[[ Information open ]]
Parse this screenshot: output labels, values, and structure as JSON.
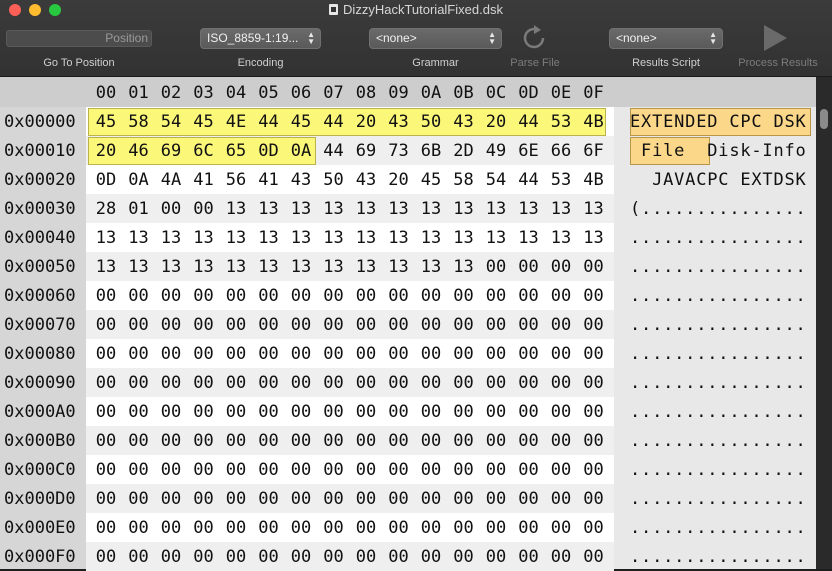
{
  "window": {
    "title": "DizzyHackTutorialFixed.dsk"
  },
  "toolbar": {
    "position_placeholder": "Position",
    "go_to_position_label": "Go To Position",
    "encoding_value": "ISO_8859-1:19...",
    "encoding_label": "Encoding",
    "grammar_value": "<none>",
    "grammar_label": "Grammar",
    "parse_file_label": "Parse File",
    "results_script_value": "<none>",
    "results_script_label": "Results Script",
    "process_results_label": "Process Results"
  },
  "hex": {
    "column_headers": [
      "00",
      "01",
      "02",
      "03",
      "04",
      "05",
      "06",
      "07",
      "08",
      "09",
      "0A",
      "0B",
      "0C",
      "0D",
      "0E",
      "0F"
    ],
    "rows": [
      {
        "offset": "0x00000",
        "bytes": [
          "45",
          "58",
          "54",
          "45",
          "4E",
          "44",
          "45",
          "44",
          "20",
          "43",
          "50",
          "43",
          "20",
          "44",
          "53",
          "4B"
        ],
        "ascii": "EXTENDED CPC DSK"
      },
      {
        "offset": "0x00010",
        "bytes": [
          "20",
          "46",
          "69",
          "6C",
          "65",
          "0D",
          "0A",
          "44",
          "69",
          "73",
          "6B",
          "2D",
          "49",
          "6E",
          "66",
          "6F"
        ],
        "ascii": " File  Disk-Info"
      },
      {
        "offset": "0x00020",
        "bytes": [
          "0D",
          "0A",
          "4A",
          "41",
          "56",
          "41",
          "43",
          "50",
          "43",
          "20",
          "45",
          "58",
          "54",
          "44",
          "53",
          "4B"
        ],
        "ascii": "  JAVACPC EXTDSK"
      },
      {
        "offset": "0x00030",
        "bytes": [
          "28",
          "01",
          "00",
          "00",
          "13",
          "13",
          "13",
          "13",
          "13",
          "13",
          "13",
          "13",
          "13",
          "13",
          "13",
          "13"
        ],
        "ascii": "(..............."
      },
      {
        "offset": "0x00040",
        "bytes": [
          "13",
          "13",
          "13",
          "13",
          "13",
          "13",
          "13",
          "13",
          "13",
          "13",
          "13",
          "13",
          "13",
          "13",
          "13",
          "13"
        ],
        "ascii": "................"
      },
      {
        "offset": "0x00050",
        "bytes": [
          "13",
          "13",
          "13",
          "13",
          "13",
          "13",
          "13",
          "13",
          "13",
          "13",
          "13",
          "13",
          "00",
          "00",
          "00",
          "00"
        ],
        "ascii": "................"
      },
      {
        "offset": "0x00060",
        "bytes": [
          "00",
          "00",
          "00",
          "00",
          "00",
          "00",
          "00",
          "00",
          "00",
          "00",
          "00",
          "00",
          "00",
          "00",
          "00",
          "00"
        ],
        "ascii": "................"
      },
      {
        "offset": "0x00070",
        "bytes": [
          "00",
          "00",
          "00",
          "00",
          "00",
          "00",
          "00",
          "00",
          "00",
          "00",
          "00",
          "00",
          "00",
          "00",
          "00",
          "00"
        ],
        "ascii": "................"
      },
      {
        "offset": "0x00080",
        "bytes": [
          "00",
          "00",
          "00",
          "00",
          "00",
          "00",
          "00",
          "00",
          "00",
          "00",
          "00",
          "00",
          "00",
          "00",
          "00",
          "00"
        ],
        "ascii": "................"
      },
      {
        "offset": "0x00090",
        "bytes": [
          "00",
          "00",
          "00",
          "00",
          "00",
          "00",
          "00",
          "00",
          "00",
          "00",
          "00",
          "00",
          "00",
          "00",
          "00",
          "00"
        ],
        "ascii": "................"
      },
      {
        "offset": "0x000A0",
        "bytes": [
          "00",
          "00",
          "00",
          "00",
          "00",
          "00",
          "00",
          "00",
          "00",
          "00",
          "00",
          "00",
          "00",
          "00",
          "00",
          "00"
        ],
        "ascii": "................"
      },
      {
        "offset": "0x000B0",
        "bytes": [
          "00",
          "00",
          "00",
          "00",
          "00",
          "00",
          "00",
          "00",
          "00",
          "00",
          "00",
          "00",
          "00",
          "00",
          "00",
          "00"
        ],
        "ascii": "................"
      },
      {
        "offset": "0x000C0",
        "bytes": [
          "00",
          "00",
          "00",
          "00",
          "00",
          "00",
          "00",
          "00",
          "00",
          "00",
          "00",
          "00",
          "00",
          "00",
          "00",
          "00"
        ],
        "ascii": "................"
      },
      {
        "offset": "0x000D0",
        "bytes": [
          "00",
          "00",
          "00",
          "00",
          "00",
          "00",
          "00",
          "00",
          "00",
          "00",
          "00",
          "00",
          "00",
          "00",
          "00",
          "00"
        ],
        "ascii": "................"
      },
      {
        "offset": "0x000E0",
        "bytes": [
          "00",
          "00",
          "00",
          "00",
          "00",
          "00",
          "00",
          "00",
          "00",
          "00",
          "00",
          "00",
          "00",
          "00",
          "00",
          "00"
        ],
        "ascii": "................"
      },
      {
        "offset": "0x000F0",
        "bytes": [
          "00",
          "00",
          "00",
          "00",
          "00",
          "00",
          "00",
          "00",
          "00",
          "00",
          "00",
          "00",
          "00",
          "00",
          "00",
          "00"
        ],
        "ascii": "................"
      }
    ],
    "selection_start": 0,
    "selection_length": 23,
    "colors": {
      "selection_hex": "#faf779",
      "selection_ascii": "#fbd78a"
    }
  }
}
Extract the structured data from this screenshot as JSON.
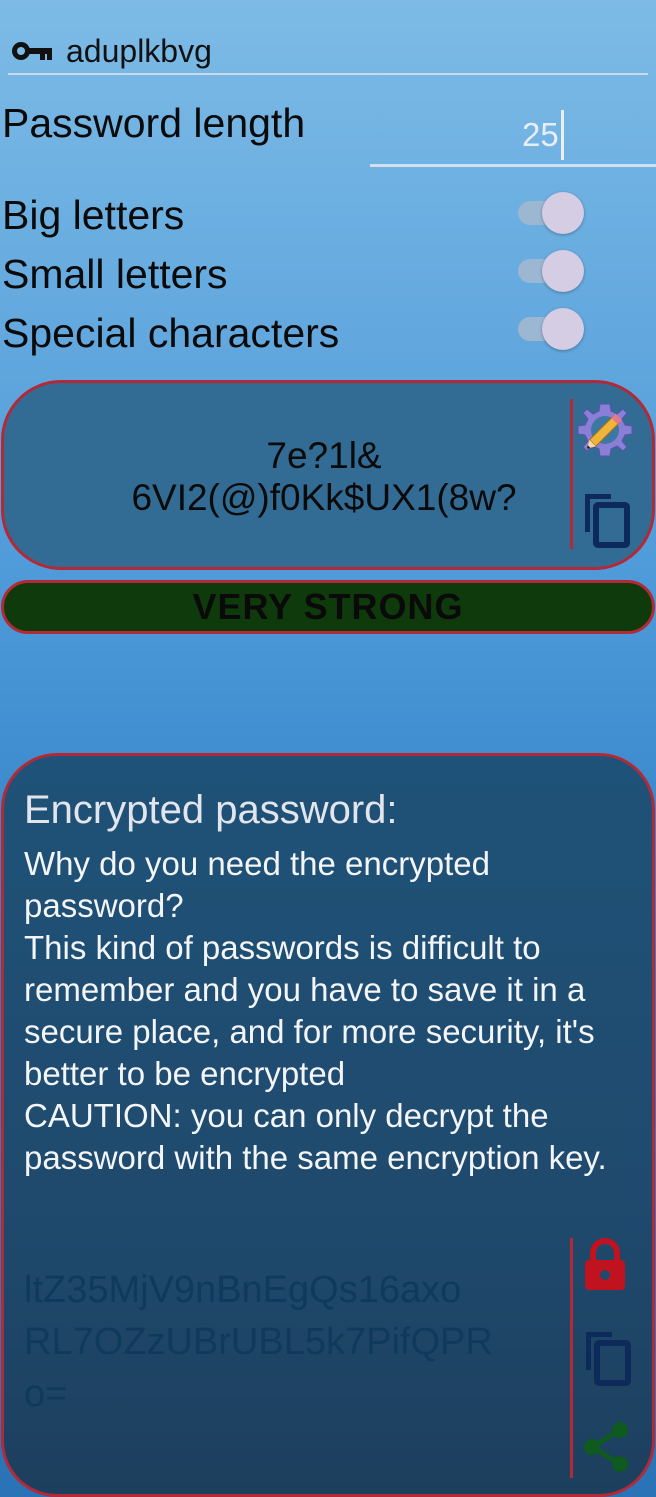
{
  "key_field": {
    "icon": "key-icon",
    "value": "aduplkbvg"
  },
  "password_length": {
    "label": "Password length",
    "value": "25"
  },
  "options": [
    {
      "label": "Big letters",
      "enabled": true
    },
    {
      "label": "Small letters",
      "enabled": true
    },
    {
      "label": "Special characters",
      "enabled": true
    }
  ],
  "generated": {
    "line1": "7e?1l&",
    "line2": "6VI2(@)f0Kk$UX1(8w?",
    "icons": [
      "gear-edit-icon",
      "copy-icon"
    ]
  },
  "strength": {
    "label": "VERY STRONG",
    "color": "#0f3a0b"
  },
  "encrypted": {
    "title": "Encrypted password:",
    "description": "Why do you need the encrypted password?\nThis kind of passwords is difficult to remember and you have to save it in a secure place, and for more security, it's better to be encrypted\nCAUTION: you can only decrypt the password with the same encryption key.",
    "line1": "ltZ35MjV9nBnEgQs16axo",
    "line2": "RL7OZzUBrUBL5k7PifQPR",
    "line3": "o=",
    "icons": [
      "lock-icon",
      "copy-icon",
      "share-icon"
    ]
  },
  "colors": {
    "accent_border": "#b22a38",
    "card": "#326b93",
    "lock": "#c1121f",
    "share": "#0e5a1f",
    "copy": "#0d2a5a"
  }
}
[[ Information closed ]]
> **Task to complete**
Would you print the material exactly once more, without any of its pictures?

> **Reply**
Parse this screenshot: output labels, values, and structure as JSON.
{
  "window": {
    "title": "DizzyHackTutorialFixed.dsk"
  },
  "toolbar": {
    "position_placeholder": "Position",
    "go_to_position_label": "Go To Position",
    "encoding_value": "ISO_8859-1:19...",
    "encoding_label": "Encoding",
    "grammar_value": "<none>",
    "grammar_label": "Grammar",
    "parse_file_label": "Parse File",
    "results_script_value": "<none>",
    "results_script_label": "Results Script",
    "process_results_label": "Process Results"
  },
  "hex": {
    "column_headers": [
      "00",
      "01",
      "02",
      "03",
      "04",
      "05",
      "06",
      "07",
      "08",
      "09",
      "0A",
      "0B",
      "0C",
      "0D",
      "0E",
      "0F"
    ],
    "rows": [
      {
        "offset": "0x00000",
        "bytes": [
          "45",
          "58",
          "54",
          "45",
          "4E",
          "44",
          "45",
          "44",
          "20",
          "43",
          "50",
          "43",
          "20",
          "44",
          "53",
          "4B"
        ],
        "ascii": "EXTENDED CPC DSK"
      },
      {
        "offset": "0x00010",
        "bytes": [
          "20",
          "46",
          "69",
          "6C",
          "65",
          "0D",
          "0A",
          "44",
          "69",
          "73",
          "6B",
          "2D",
          "49",
          "6E",
          "66",
          "6F"
        ],
        "ascii": " File  Disk-Info"
      },
      {
        "offset": "0x00020",
        "bytes": [
          "0D",
          "0A",
          "4A",
          "41",
          "56",
          "41",
          "43",
          "50",
          "43",
          "20",
          "45",
          "58",
          "54",
          "44",
          "53",
          "4B"
        ],
        "ascii": "  JAVACPC EXTDSK"
      },
      {
        "offset": "0x00030",
        "bytes": [
          "28",
          "01",
          "00",
          "00",
          "13",
          "13",
          "13",
          "13",
          "13",
          "13",
          "13",
          "13",
          "13",
          "13",
          "13",
          "13"
        ],
        "ascii": "(..............."
      },
      {
        "offset": "0x00040",
        "bytes": [
          "13",
          "13",
          "13",
          "13",
          "13",
          "13",
          "13",
          "13",
          "13",
          "13",
          "13",
          "13",
          "13",
          "13",
          "13",
          "13"
        ],
        "ascii": "................"
      },
      {
        "offset": "0x00050",
        "bytes": [
          "13",
          "13",
          "13",
          "13",
          "13",
          "13",
          "13",
          "13",
          "13",
          "13",
          "13",
          "13",
          "00",
          "00",
          "00",
          "00"
        ],
        "ascii": "................"
      },
      {
        "offset": "0x00060",
        "bytes": [
          "00",
          "00",
          "00",
          "00",
          "00",
          "00",
          "00",
          "00",
          "00",
          "00",
          "00",
          "00",
          "00",
          "00",
          "00",
          "00"
        ],
        "ascii": "................"
      },
      {
        "offset": "0x00070",
        "bytes": [
          "00",
          "00",
          "00",
          "00",
          "00",
          "00",
          "00",
          "00",
          "00",
          "00",
          "00",
          "00",
          "00",
          "00",
          "00",
          "00"
        ],
        "ascii": "................"
      },
      {
        "offset": "0x00080",
        "bytes": [
          "00",
          "00",
          "00",
          "00",
          "00",
          "00",
          "00",
          "00",
          "00",
          "00",
          "00",
          "00",
          "00",
          "00",
          "00",
          "00"
        ],
        "ascii": "................"
      },
      {
        "offset": "0x00090",
        "bytes": [
          "00",
          "00",
          "00",
          "00",
          "00",
          "00",
          "00",
          "00",
          "00",
          "00",
          "00",
          "00",
          "00",
          "00",
          "00",
          "00"
        ],
        "ascii": "................"
      },
      {
        "offset": "0x000A0",
        "bytes": [
          "00",
          "00",
          "00",
          "00",
          "00",
          "00",
          "00",
          "00",
          "00",
          "00",
          "00",
          "00",
          "00",
          "00",
          "00",
          "00"
        ],
        "ascii": "................"
      },
      {
        "offset": "0x000B0",
        "bytes": [
          "00",
          "00",
          "00",
          "00",
          "00",
          "00",
          "00",
          "00",
          "00",
          "00",
          "00",
          "00",
          "00",
          "00",
          "00",
          "00"
        ],
        "ascii": "................"
      },
      {
        "offset": "0x000C0",
        "bytes": [
          "00",
          "00",
          "00",
          "00",
          "00",
          "00",
          "00",
          "00",
          "00",
          "00",
          "00",
          "00",
          "00",
          "00",
          "00",
          "00"
        ],
        "ascii": "................"
      },
      {
        "offset": "0x000D0",
        "bytes": [
          "00",
          "00",
          "00",
          "00",
          "00",
          "00",
          "00",
          "00",
          "00",
          "00",
          "00",
          "00",
          "00",
          "00",
          "00",
          "00"
        ],
        "ascii": "................"
      },
      {
        "offset": "0x000E0",
        "bytes": [
          "00",
          "00",
          "00",
          "00",
          "00",
          "00",
          "00",
          "00",
          "00",
          "00",
          "00",
          "00",
          "00",
          "00",
          "00",
          "00"
        ],
        "ascii": "................"
      },
      {
        "offset": "0x000F0",
        "bytes": [
          "00",
          "00",
          "00",
          "00",
          "00",
          "00",
          "00",
          "00",
          "00",
          "00",
          "00",
          "00",
          "00",
          "00",
          "00",
          "00"
        ],
        "ascii": "................"
      }
    ],
    "selection_start": 0,
    "selection_length": 23,
    "colors": {
      "selection_hex": "#faf779",
      "selection_ascii": "#fbd78a"
    }
  }
}
Extract the structured data from this screenshot as JSON.
{
  "key_field": {
    "icon": "key-icon",
    "value": "aduplkbvg"
  },
  "password_length": {
    "label": "Password length",
    "value": "25"
  },
  "options": [
    {
      "label": "Big letters",
      "enabled": true
    },
    {
      "label": "Small letters",
      "enabled": true
    },
    {
      "label": "Special characters",
      "enabled": true
    }
  ],
  "generated": {
    "line1": "7e?1l&",
    "line2": "6VI2(@)f0Kk$UX1(8w?",
    "icons": [
      "gear-edit-icon",
      "copy-icon"
    ]
  },
  "strength": {
    "label": "VERY STRONG",
    "color": "#0f3a0b"
  },
  "encrypted": {
    "title": "Encrypted password:",
    "description": "Why do you need the encrypted password?\nThis kind of passwords is difficult to remember and you have to save it in a secure place, and for more security, it's better to be encrypted\nCAUTION: you can only decrypt the password with the same encryption key.",
    "line1": "ltZ35MjV9nBnEgQs16axo",
    "line2": "RL7OZzUBrUBL5k7PifQPR",
    "line3": "o=",
    "icons": [
      "lock-icon",
      "copy-icon",
      "share-icon"
    ]
  },
  "colors": {
    "accent_border": "#b22a38",
    "card": "#326b93",
    "lock": "#c1121f",
    "share": "#0e5a1f",
    "copy": "#0d2a5a"
  }
}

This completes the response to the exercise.